• [PROBLEM STATEMENT] Would you restate each line of the data below word for word, without its pictures?

• [Data about app and page elements]
___

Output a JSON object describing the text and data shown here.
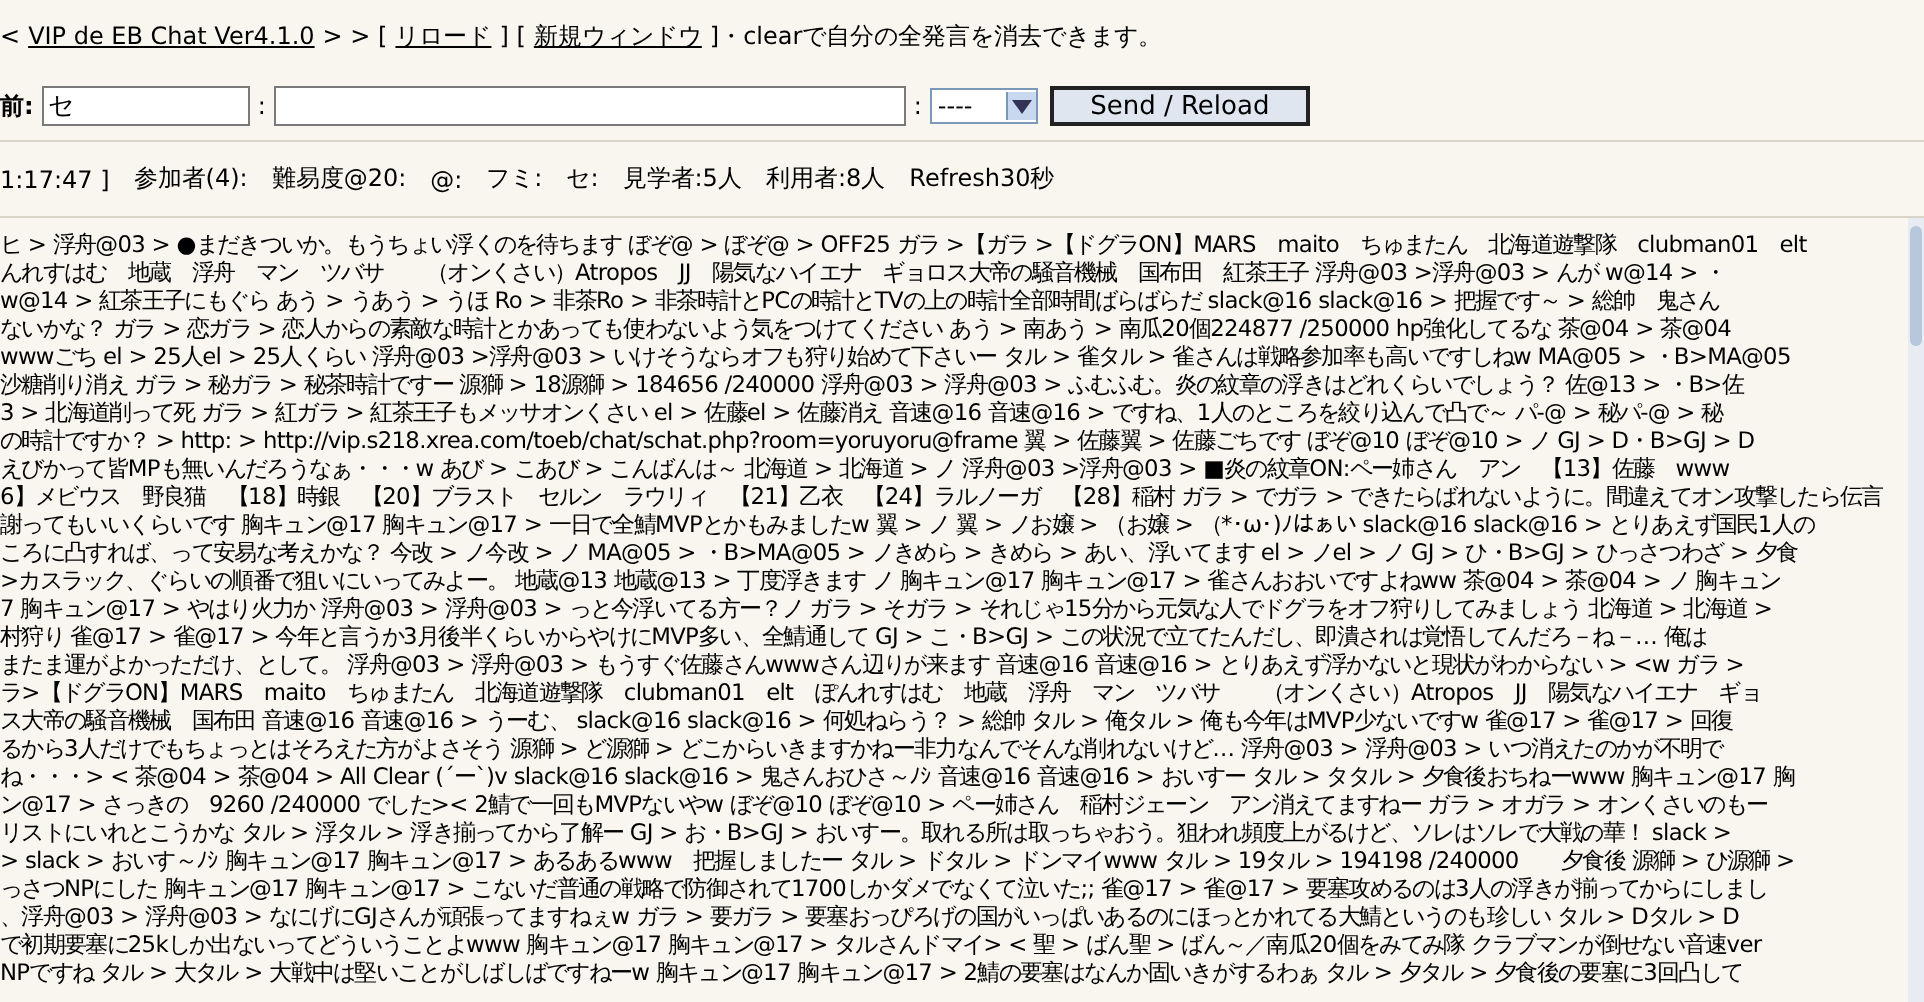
{
  "header": {
    "parts": [
      {
        "kind": "text",
        "text": "<"
      },
      {
        "kind": "link",
        "text": "VIP de EB Chat Ver4.1.0"
      },
      {
        "kind": "text",
        "text": "> > ["
      },
      {
        "kind": "link",
        "text": "リロード"
      },
      {
        "kind": "text",
        "text": "] ["
      },
      {
        "kind": "link",
        "text": "新規ウィンドウ"
      },
      {
        "kind": "text",
        "text": "]・clearで自分の全発言を消去できます。"
      }
    ]
  },
  "form": {
    "name_label": "前:",
    "name_value": "セ",
    "separator": ":",
    "select_value": "----",
    "button": "Send / Reload"
  },
  "status": {
    "items": [
      "1:17:47 ]",
      "参加者(4):",
      "難易度@20:",
      "@:",
      "フミ:",
      "セ:",
      "見学者:5人",
      "利用者:8人",
      "Refresh30秒"
    ]
  },
  "log": {
    "lines": [
      "ヒ > 浮舟@03 > ●まだきついか。もうちょい浮くのを待ちます ぼぞ@ > ぼぞ@ > OFF25 ガラ >【ガラ >【ドグラON】MARS　maito　ちゅまたん　北海道遊撃隊　clubman01　elt",
      "んれすはむ　地蔵　浮舟　マン　ツバサ　　（オンくさい）Atropos　JJ　陽気なハイエナ　ギョロス大帝の騒音機械　国布田　紅茶王子 浮舟@03 >浮舟@03 > んが w@14 > ・",
      "w@14 > 紅茶王子にもぐら あう > うあう > うほ Ro > 非茶Ro > 非茶時計とPCの時計とTVの上の時計全部時間ばらばらだ slack@16 slack@16 > 把握です～ > 総帥　鬼さん",
      "ないかな？ ガラ > 恋ガラ > 恋人からの素敵な時計とかあっても使わないよう気をつけてください あう > 南あう > 南瓜20個224877 /250000 hp強化してるな 茶@04 > 茶@04",
      "wwwごち el > 25人el > 25人くらい 浮舟@03 >浮舟@03 > いけそうならオフも狩り始めて下さいー タル > 雀タル > 雀さんは戦略参加率も高いですしねw MA@05 > ・B>MA@05",
      "沙糖削り消え ガラ > 秘ガラ > 秘茶時計ですー 源獅 > 18源獅 > 184656 /240000 浮舟@03 > 浮舟@03 > ふむふむ。炎の紋章の浮きはどれくらいでしょう？ 佐@13 > ・B>佐",
      "3 > 北海道削って死 ガラ > 紅ガラ > 紅茶王子もメッサオンくさい el > 佐藤el > 佐藤消え 音速@16 音速@16 > ですね、1人のところを絞り込んで凸で～ パ-@ > 秘パ-@ > 秘",
      "の時計ですか？ > http: > http://vip.s218.xrea.com/toeb/chat/schat.php?room=yoruyoru@frame 翼 > 佐藤翼 > 佐藤ごちです ぼぞ@10 ぼぞ@10 > ノ GJ > D・B>GJ > D",
      "えびかって皆MPも無いんだろうなぁ・・・w あび > こあび > こんばんは～ 北海道 > 北海道 > ノ 浮舟@03 >浮舟@03 > ■炎の紋章ON:ペー姉さん　アン　【13】佐藤　www",
      "6】メビウス　野良猫　【18】時銀　【20】ブラスト　セルン　ラウリィ　【21】乙衣　【24】ラルノーガ　【28】稲村 ガラ > でガラ > できたらばれないように。間違えてオン攻撃したら伝言",
      "謝ってもいいくらいです 胸キュン@17 胸キュン@17 > 一日で全鯖MVPとかもみましたw 翼 > ノ 翼 > ノお嬢 > （お嬢 > （*･ω･)ﾉはぁい slack@16 slack@16 > とりあえず国民1人の",
      "ころに凸すれば、って安易な考えかな？ 今改 > ノ今改 > ノ MA@05 > ・B>MA@05 > ノきめら > きめら > あい、浮いてます el > ノel > ノ GJ > ひ・B>GJ > ひっさつわざ > 夕食",
      ">カスラック、ぐらいの順番で狙いにいってみよー。 地蔵@13 地蔵@13 > 丁度浮きます ノ 胸キュン@17 胸キュン@17 > 雀さんおおいですよねww 茶@04 > 茶@04 > ノ 胸キュン",
      "7 胸キュン@17 > やはり火力か 浮舟@03 > 浮舟@03 > っと今浮いてる方ー？ノ ガラ > そガラ > それじゃ15分から元気な人でドグラをオフ狩りしてみましょう 北海道 > 北海道 >",
      "村狩り 雀@17 > 雀@17 > 今年と言うか3月後半くらいからやけにMVP多い、全鯖通して GJ > こ・B>GJ > この状況で立てたんだし、即潰されは覚悟してんだろ－ね－… 俺は",
      "またま運がよかっただけ、として。 浮舟@03 > 浮舟@03 > もうすぐ佐藤さんwwwさん辺りが来ます 音速@16 音速@16 > とりあえず浮かないと現状がわからない > <w ガラ >",
      "ラ>【ドグラON】MARS　maito　ちゅまたん　北海道遊撃隊　clubman01　elt　ぽんれすはむ　地蔵　浮舟　マン　ツバサ　　（オンくさい）Atropos　JJ　陽気なハイエナ　ギョ",
      "ス大帝の騒音機械　国布田 音速@16 音速@16 > うーむ、 slack@16 slack@16 > 何処ねらう？ > 総帥 タル > 俺タル > 俺も今年はMVP少ないですw 雀@17 > 雀@17 > 回復",
      "るから3人だけでもちょっとはそろえた方がよさそう 源獅 > ど源獅 > どこからいきますかねー非力なんでそんな削れないけど… 浮舟@03 > 浮舟@03 > いつ消えたのかが不明で",
      "ね・・・> < 茶@04 > 茶@04 > All Clear (´ー`)v slack@16 slack@16 > 鬼さんおひさ～ﾉｼ 音速@16 音速@16 > おいすー タル > タタル > 夕食後おちねーwww 胸キュン@17 胸",
      "ン@17 > さっきの　9260 /240000 でした>< 2鯖で一回もMVPないやw ぼぞ@10 ぼぞ@10 > ペー姉さん　稲村ジェーン　アン消えてますねー ガラ > オガラ > オンくさいのもー",
      "リストにいれとこうかな タル > 浮タル > 浮き揃ってから了解ー GJ > お・B>GJ > おいすー。取れる所は取っちゃおう。狙われ頻度上がるけど、ソレはソレで大戦の華！ slack >",
      "> slack > おいす～ﾉｼ 胸キュン@17 胸キュン@17 > あるあるwww　把握しましたー タル > ドタル > ドンマイwww タル > 19タル > 194198 /240000　　夕食後 源獅 > ひ源獅 >",
      "っさつNPにした 胸キュン@17 胸キュン@17 > こないだ普通の戦略で防御されて1700しかダメでなくて泣いた;; 雀@17 > 雀@17 > 要塞攻めるのは3人の浮きが揃ってからにしまし",
      "、浮舟@03 > 浮舟@03 > なにげにGJさんが頑張ってますねぇw ガラ > 要ガラ > 要塞おっぴろげの国がいっぱいあるのにほっとかれてる大鯖というのも珍しい タル > Dタル > D",
      "で初期要塞に25kしか出ないってどういうことよwww 胸キュン@17 胸キュン@17 > タルさんドマイ> < 聖 > ばん聖 > ばん～／南瓜20個をみてみ隊 クラブマンが倒せない音速ver",
      "NPですね タル > 大タル > 大戦中は堅いことがしばしばですねーw 胸キュン@17 胸キュン@17 > 2鯖の要塞はなんか固いきがするわぁ タル > 夕タル > 夕食後の要塞に3回凸して"
    ]
  }
}
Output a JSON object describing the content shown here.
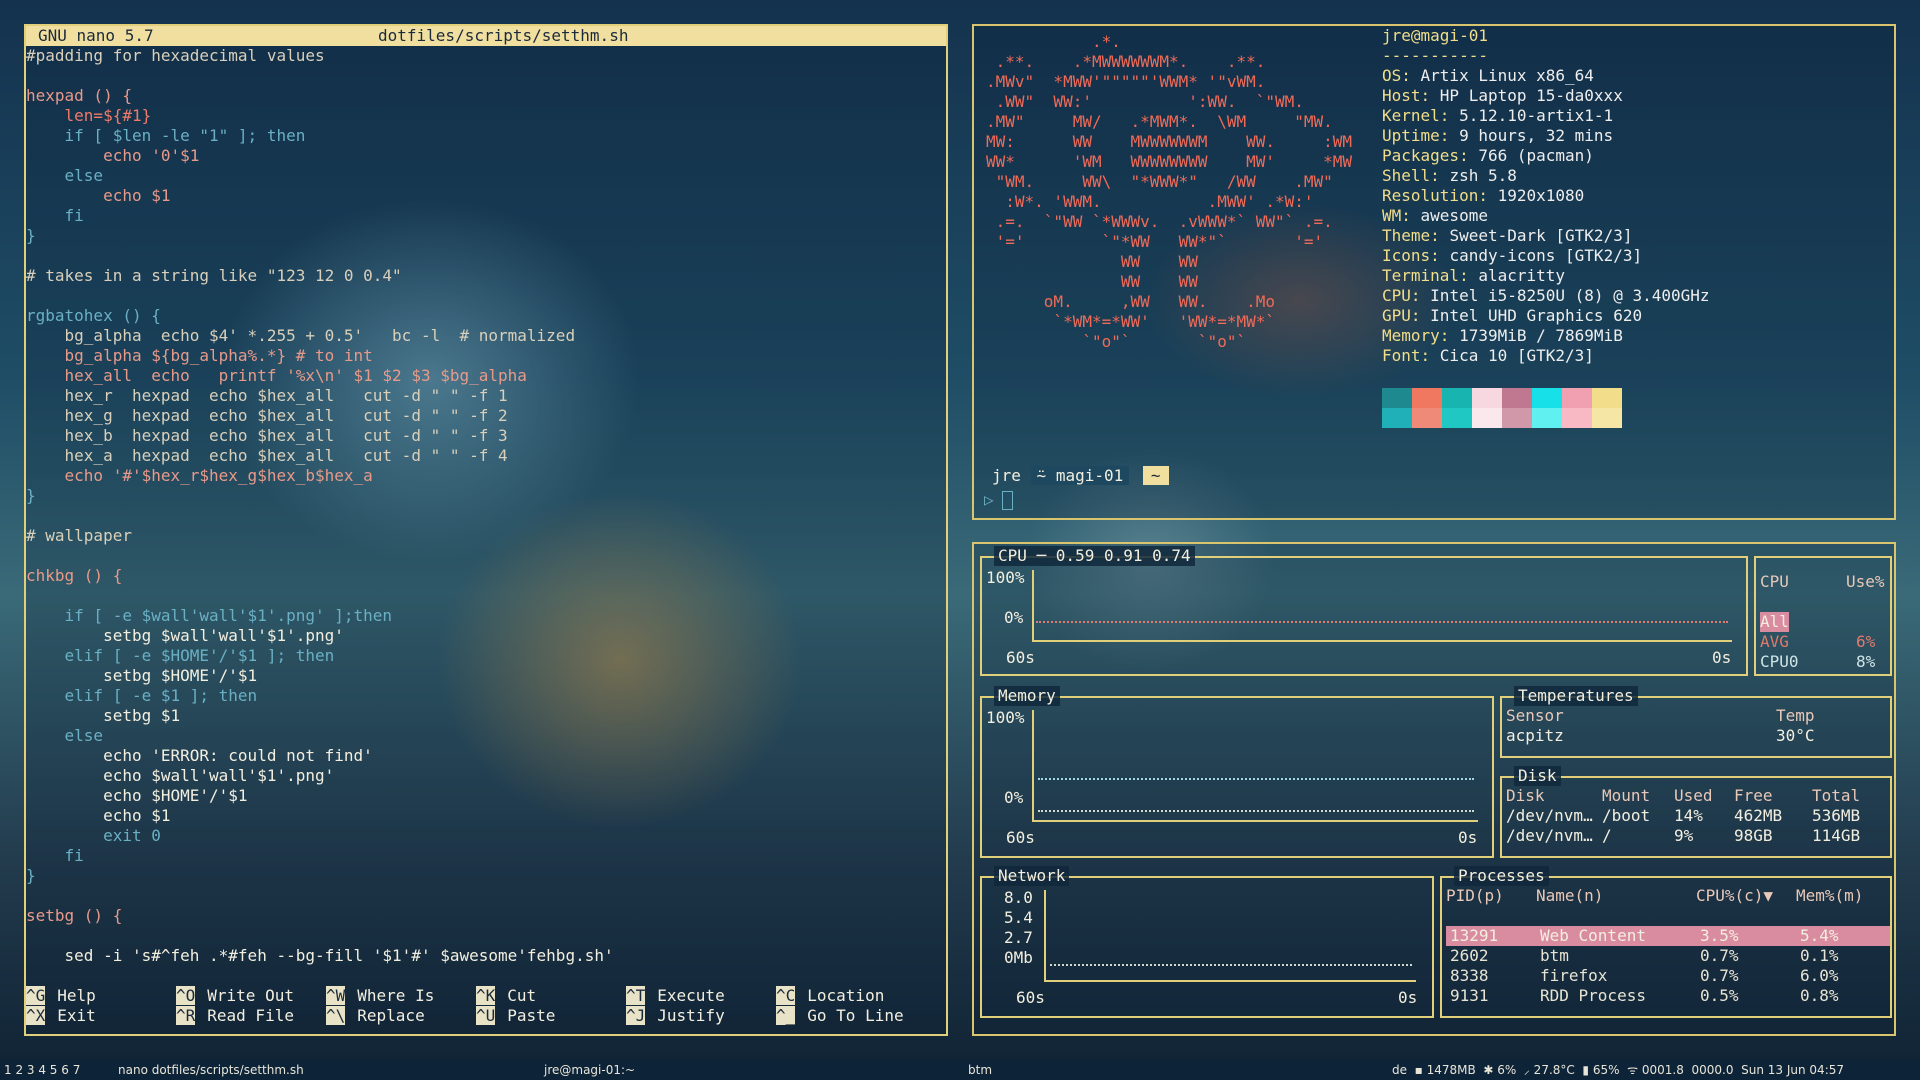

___

• [EXERCISE ANSWER]
Output a JSON object describing the text and data shown here.
{
  "header": {
    "parts": [
      {
        "kind": "text",
        "text": "<"
      },
      {
        "kind": "link",
        "text": "VIP de EB Chat Ver4.1.0"
      },
      {
        "kind": "text",
        "text": "> > ["
      },
      {
        "kind": "link",
        "text": "リロード"
      },
      {
        "kind": "text",
        "text": "] ["
      },
      {
        "kind": "link",
        "text": "新規ウィンドウ"
      },
      {
        "kind": "text",
        "text": "]・clearで自分の全発言を消去できます。"
      }
    ]
  },
  "form": {
    "name_label": "前:",
    "name_value": "セ",
    "separator": ":",
    "select_value": "----",
    "button": "Send / Reload"
  },
  "status": {
    "items": [
      "1:17:47 ]",
      "参加者(4):",
      "難易度@20:",
      "@:",
      "フミ:",
      "セ:",
      "見学者:5人",
      "利用者:8人",
      "Refresh30秒"
    ]
  },
  "log": {
    "lines": [
      "ヒ > 浮舟@03 > ●まだきついか。もうちょい浮くのを待ちます ぼぞ@ > ぼぞ@ > OFF25 ガラ >【ガラ >【ドグラON】MARS　maito　ちゅまたん　北海道遊撃隊　clubman01　elt",
      "んれすはむ　地蔵　浮舟　マン　ツバサ　　（オンくさい）Atropos　JJ　陽気なハイエナ　ギョロス大帝の騒音機械　国布田　紅茶王子 浮舟@03 >浮舟@03 > んが w@14 > ・",
      "w@14 > 紅茶王子にもぐら あう > うあう > うほ Ro > 非茶Ro > 非茶時計とPCの時計とTVの上の時計全部時間ばらばらだ slack@16 slack@16 > 把握です～ > 総帥　鬼さん",
      "ないかな？ ガラ > 恋ガラ > 恋人からの素敵な時計とかあっても使わないよう気をつけてください あう > 南あう > 南瓜20個224877 /250000 hp強化してるな 茶@04 > 茶@04",
      "wwwごち el > 25人el > 25人くらい 浮舟@03 >浮舟@03 > いけそうならオフも狩り始めて下さいー タル > 雀タル > 雀さんは戦略参加率も高いですしねw MA@05 > ・B>MA@05",
      "沙糖削り消え ガラ > 秘ガラ > 秘茶時計ですー 源獅 > 18源獅 > 184656 /240000 浮舟@03 > 浮舟@03 > ふむふむ。炎の紋章の浮きはどれくらいでしょう？ 佐@13 > ・B>佐",
      "3 > 北海道削って死 ガラ > 紅ガラ > 紅茶王子もメッサオンくさい el > 佐藤el > 佐藤消え 音速@16 音速@16 > ですね、1人のところを絞り込んで凸で～ パ-@ > 秘パ-@ > 秘",
      "の時計ですか？ > http: > http://vip.s218.xrea.com/toeb/chat/schat.php?room=yoruyoru@frame 翼 > 佐藤翼 > 佐藤ごちです ぼぞ@10 ぼぞ@10 > ノ GJ > D・B>GJ > D",
      "えびかって皆MPも無いんだろうなぁ・・・w あび > こあび > こんばんは～ 北海道 > 北海道 > ノ 浮舟@03 >浮舟@03 > ■炎の紋章ON:ペー姉さん　アン　【13】佐藤　www",
      "6】メビウス　野良猫　【18】時銀　【20】ブラスト　セルン　ラウリィ　【21】乙衣　【24】ラルノーガ　【28】稲村 ガラ > でガラ > できたらばれないように。間違えてオン攻撃したら伝言",
      "謝ってもいいくらいです 胸キュン@17 胸キュン@17 > 一日で全鯖MVPとかもみましたw 翼 > ノ 翼 > ノお嬢 > （お嬢 > （*･ω･)ﾉはぁい slack@16 slack@16 > とりあえず国民1人の",
      "ころに凸すれば、って安易な考えかな？ 今改 > ノ今改 > ノ MA@05 > ・B>MA@05 > ノきめら > きめら > あい、浮いてます el > ノel > ノ GJ > ひ・B>GJ > ひっさつわざ > 夕食",
      ">カスラック、ぐらいの順番で狙いにいってみよー。 地蔵@13 地蔵@13 > 丁度浮きます ノ 胸キュン@17 胸キュン@17 > 雀さんおおいですよねww 茶@04 > 茶@04 > ノ 胸キュン",
      "7 胸キュン@17 > やはり火力か 浮舟@03 > 浮舟@03 > っと今浮いてる方ー？ノ ガラ > そガラ > それじゃ15分から元気な人でドグラをオフ狩りしてみましょう 北海道 > 北海道 >",
      "村狩り 雀@17 > 雀@17 > 今年と言うか3月後半くらいからやけにMVP多い、全鯖通して GJ > こ・B>GJ > この状況で立てたんだし、即潰されは覚悟してんだろ－ね－… 俺は",
      "またま運がよかっただけ、として。 浮舟@03 > 浮舟@03 > もうすぐ佐藤さんwwwさん辺りが来ます 音速@16 音速@16 > とりあえず浮かないと現状がわからない > <w ガラ >",
      "ラ>【ドグラON】MARS　maito　ちゅまたん　北海道遊撃隊　clubman01　elt　ぽんれすはむ　地蔵　浮舟　マン　ツバサ　　（オンくさい）Atropos　JJ　陽気なハイエナ　ギョ",
      "ス大帝の騒音機械　国布田 音速@16 音速@16 > うーむ、 slack@16 slack@16 > 何処ねらう？ > 総帥 タル > 俺タル > 俺も今年はMVP少ないですw 雀@17 > 雀@17 > 回復",
      "るから3人だけでもちょっとはそろえた方がよさそう 源獅 > ど源獅 > どこからいきますかねー非力なんでそんな削れないけど… 浮舟@03 > 浮舟@03 > いつ消えたのかが不明で",
      "ね・・・> < 茶@04 > 茶@04 > All Clear (´ー`)v slack@16 slack@16 > 鬼さんおひさ～ﾉｼ 音速@16 音速@16 > おいすー タル > タタル > 夕食後おちねーwww 胸キュン@17 胸",
      "ン@17 > さっきの　9260 /240000 でした>< 2鯖で一回もMVPないやw ぼぞ@10 ぼぞ@10 > ペー姉さん　稲村ジェーン　アン消えてますねー ガラ > オガラ > オンくさいのもー",
      "リストにいれとこうかな タル > 浮タル > 浮き揃ってから了解ー GJ > お・B>GJ > おいすー。取れる所は取っちゃおう。狙われ頻度上がるけど、ソレはソレで大戦の華！ slack >",
      "> slack > おいす～ﾉｼ 胸キュン@17 胸キュン@17 > あるあるwww　把握しましたー タル > ドタル > ドンマイwww タル > 19タル > 194198 /240000　　夕食後 源獅 > ひ源獅 >",
      "っさつNPにした 胸キュン@17 胸キュン@17 > こないだ普通の戦略で防御されて1700しかダメでなくて泣いた;; 雀@17 > 雀@17 > 要塞攻めるのは3人の浮きが揃ってからにしまし",
      "、浮舟@03 > 浮舟@03 > なにげにGJさんが頑張ってますねぇw ガラ > 要ガラ > 要塞おっぴろげの国がいっぱいあるのにほっとかれてる大鯖というのも珍しい タル > Dタル > D",
      "で初期要塞に25kしか出ないってどういうことよwww 胸キュン@17 胸キュン@17 > タルさんドマイ> < 聖 > ばん聖 > ばん～／南瓜20個をみてみ隊 クラブマンが倒せない音速ver",
      "NPですね タル > 大タル > 大戦中は堅いことがしばしばですねーw 胸キュン@17 胸キュン@17 > 2鯖の要塞はなんか固いきがするわぁ タル > 夕タル > 夕食後の要塞に3回凸して"
    ]
  }
}
Output a JSON object describing the content shown here.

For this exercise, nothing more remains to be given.